(Entries from a dataset of interfaces)

☆ ☆ ☆ ☆ ☆

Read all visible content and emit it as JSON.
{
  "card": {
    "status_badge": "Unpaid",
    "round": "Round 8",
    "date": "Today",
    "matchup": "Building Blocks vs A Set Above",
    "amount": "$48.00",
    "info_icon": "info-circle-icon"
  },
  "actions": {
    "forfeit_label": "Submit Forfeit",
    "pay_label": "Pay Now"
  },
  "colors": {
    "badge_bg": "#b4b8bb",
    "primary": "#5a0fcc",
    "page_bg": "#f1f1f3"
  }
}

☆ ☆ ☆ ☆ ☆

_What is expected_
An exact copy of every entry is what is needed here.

_Solution for this exercise_
Read all visible content and emit it as JSON.
{
  "card": {
    "status_badge": "Unpaid",
    "round": "Round 8",
    "date": "Today",
    "matchup": "Building Blocks vs A Set Above",
    "amount": "$48.00",
    "info_icon": "info-circle-icon"
  },
  "actions": {
    "forfeit_label": "Submit Forfeit",
    "pay_label": "Pay Now"
  },
  "colors": {
    "badge_bg": "#b4b8bb",
    "primary": "#5a0fcc",
    "page_bg": "#f1f1f3"
  }
}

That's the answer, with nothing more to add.